(Data about app and page elements)
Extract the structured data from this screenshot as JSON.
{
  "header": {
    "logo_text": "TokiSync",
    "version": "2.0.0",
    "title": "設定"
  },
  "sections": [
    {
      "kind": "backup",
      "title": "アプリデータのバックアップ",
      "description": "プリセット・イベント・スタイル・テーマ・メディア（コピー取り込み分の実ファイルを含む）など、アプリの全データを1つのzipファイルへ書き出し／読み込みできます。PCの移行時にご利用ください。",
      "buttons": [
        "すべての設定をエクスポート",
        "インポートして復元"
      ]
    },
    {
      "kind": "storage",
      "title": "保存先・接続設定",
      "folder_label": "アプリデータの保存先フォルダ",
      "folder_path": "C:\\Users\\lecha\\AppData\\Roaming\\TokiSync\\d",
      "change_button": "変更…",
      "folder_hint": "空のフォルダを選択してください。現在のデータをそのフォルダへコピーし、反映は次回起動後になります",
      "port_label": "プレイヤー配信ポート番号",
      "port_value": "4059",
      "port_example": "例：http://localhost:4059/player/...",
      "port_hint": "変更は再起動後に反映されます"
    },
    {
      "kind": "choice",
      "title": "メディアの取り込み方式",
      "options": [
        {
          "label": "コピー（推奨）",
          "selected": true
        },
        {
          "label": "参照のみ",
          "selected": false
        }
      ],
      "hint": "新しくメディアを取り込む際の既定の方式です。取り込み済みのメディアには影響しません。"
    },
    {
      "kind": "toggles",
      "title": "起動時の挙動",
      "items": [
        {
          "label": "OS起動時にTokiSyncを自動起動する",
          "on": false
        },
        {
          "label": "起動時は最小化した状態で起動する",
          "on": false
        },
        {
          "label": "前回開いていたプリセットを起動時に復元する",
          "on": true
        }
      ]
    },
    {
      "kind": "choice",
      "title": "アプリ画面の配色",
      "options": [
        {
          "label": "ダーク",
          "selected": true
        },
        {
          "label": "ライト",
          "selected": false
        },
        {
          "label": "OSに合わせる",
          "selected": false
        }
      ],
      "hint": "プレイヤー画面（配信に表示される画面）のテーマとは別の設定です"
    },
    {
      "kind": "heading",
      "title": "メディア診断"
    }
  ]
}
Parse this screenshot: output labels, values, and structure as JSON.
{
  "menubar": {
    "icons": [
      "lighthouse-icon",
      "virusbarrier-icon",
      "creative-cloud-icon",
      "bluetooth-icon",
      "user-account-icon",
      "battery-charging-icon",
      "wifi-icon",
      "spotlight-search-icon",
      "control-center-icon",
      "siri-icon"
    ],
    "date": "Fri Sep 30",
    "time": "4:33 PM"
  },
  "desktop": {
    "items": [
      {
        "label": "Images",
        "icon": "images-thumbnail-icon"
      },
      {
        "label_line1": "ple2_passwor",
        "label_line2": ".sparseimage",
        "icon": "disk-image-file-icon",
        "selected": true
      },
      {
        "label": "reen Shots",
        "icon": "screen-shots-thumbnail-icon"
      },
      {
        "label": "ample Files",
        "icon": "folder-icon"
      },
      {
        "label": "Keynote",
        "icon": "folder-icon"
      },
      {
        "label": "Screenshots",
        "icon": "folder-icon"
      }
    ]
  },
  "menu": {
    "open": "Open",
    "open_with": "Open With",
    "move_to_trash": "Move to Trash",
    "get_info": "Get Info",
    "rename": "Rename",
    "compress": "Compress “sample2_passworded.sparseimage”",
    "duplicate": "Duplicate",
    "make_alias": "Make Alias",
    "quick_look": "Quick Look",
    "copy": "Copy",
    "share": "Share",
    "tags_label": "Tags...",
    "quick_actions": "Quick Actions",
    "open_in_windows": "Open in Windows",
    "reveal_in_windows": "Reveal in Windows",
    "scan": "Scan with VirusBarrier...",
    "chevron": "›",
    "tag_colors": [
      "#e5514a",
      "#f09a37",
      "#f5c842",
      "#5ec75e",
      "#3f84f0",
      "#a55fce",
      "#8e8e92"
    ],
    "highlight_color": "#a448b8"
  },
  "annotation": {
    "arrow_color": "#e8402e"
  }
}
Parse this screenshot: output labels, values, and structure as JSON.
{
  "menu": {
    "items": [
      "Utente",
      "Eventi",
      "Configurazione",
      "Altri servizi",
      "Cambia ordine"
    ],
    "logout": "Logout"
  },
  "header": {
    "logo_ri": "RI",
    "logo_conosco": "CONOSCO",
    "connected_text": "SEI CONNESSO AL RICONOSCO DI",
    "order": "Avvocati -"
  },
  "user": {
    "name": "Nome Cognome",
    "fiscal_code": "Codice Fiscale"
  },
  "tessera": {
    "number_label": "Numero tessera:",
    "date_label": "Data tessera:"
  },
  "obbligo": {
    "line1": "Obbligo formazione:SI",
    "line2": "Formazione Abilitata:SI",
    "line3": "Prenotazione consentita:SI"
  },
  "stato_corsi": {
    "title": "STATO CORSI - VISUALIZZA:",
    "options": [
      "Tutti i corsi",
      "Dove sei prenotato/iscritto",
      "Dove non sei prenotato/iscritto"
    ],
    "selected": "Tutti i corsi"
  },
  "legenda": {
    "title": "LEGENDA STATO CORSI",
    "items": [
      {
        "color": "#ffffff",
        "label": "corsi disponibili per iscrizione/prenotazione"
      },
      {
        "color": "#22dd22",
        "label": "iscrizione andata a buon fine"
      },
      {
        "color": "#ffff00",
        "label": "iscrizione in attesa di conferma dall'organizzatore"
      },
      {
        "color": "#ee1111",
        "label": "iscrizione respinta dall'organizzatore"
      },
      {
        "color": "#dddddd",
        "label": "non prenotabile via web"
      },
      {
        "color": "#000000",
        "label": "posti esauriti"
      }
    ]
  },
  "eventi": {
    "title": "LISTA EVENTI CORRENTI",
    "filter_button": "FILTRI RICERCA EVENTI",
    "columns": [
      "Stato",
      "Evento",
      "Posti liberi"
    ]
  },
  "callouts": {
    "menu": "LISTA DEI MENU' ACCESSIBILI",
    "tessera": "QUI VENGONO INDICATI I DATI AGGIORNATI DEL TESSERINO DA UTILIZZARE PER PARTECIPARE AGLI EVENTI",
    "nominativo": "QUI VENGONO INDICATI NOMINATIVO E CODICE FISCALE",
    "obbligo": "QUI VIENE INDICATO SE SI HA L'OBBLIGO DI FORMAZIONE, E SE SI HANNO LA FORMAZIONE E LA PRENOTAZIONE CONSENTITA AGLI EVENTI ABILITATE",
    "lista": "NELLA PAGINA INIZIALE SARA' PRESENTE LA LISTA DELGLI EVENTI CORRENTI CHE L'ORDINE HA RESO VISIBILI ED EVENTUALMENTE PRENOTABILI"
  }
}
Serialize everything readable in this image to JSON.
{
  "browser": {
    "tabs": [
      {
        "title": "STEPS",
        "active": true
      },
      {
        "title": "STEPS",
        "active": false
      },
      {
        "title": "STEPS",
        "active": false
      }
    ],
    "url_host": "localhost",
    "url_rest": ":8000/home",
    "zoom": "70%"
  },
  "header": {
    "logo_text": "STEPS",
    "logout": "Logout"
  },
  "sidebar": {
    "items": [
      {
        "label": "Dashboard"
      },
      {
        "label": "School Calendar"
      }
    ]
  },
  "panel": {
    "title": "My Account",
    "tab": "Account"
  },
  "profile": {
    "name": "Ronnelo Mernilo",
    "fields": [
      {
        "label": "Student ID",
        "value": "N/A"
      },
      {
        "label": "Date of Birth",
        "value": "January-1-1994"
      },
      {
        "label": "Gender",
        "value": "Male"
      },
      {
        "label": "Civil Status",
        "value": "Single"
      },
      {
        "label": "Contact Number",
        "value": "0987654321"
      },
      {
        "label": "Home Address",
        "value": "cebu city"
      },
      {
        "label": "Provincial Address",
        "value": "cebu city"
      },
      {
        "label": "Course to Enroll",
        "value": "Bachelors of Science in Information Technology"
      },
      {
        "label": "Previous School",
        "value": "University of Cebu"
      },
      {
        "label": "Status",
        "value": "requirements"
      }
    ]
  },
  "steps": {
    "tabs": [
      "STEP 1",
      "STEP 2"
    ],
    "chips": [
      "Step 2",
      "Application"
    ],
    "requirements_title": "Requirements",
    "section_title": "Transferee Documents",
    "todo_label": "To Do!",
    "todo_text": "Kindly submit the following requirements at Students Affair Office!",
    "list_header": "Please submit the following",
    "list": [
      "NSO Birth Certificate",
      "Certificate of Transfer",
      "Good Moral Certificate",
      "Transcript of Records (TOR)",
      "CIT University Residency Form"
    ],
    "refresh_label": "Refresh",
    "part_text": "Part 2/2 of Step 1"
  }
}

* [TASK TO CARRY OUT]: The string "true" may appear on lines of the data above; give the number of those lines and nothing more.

* [SOLUTION TO THE EXERCISE]: 5